The car also needs to have an alternative way to control it when it doesn't have cell coverage. Why can't the bluetooth implementation be expanded to allow the app to fully function? Having to crawl up to the front of the cabin to change the temperature at night is annoying. Why can't I use bluetooth and summon to move my car a few feet in my campground? If the bluetooth connection is secure enough to unlock the car, open the frunk, and authorize the car to drive, surely it's good enough for other controls? Or have the car broadcast a wifi network that your phone can connect to in order to control the car.

Maybe they'll just include a Starlink antenna in the CyberTruck and allow the truck to act as a hotspot. Or maybe they'll start using a cell modem that use AT&T & Verizon to ensure the widest coverage. Most likely, they'll ignore the problem until Elon decides to go camping in a CyberTruck and realizes how deficient the system is once it loses cellular service.

So you basically want everything under the sun. Got it. Elon's on it.
 
Jun 27, 2020
42
31
Euless, TX
Solid points!

You can't send directions to a Tesla. You can send an address. I could use maps on my phone, but that doesn't calculate power consumption. And when traveling up and down mountains you need to be able to calculate power consumption so you don't get stuck.

If a Tesla ran out of power on a forest road, it could literally be there forever. AAA doesn't cover forest service road tows. And lots of tow companies often won't risk scratching their vehicles. Not to mention it would have to be a flatbed tow-truck (can't use dollies on dirt road), which cannot turn around on a forest service road. Unless you expect them to drive in reverse for 10-15 miles.

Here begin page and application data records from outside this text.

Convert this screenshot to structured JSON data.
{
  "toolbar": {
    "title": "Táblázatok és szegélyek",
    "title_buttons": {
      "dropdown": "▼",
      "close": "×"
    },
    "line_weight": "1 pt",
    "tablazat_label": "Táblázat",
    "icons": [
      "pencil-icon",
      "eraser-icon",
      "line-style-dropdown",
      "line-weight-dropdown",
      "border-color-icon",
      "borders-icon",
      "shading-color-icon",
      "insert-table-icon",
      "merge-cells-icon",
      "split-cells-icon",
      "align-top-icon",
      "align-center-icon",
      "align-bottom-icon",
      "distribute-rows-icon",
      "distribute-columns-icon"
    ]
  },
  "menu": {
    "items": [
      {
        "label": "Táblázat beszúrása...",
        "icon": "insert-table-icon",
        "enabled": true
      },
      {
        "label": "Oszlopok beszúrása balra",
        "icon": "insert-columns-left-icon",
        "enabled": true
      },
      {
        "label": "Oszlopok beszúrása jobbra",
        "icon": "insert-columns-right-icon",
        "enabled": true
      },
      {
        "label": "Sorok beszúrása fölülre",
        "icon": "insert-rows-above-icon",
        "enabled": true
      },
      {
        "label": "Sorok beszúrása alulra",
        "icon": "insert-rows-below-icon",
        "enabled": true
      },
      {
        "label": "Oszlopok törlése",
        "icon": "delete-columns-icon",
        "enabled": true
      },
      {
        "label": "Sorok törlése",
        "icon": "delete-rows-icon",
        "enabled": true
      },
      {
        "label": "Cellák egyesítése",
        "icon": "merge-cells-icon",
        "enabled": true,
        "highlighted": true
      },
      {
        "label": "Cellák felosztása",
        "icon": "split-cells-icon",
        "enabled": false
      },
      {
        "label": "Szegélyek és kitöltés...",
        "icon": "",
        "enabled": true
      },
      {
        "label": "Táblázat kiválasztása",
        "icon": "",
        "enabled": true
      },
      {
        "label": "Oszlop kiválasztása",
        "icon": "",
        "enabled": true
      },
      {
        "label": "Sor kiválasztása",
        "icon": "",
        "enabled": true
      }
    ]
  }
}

A ram 1500 awd has a gas tank with a huge range (550-790 miles). And you can throw a 5g gas can in the bed of the truck which will get you another 125 miles. Can't do that with a Tesla.
i
 

About Us

Formed in 2006, Tesla Motors Club (TMC) was the first independent online Tesla community. Today it remains the largest and most dynamic community of Tesla enthusiasts. Learn more.

Do you value your experience at TMC? Consider becoming a Supporting Member of Tesla Motors Club. As a thank you for your contribution, you'll get nearly no ads in the Community and Groups sections. Additional perks are available depending on the level of contribution. Please visit the Account Upgrades page for more details.


SUPPORT TMC
Top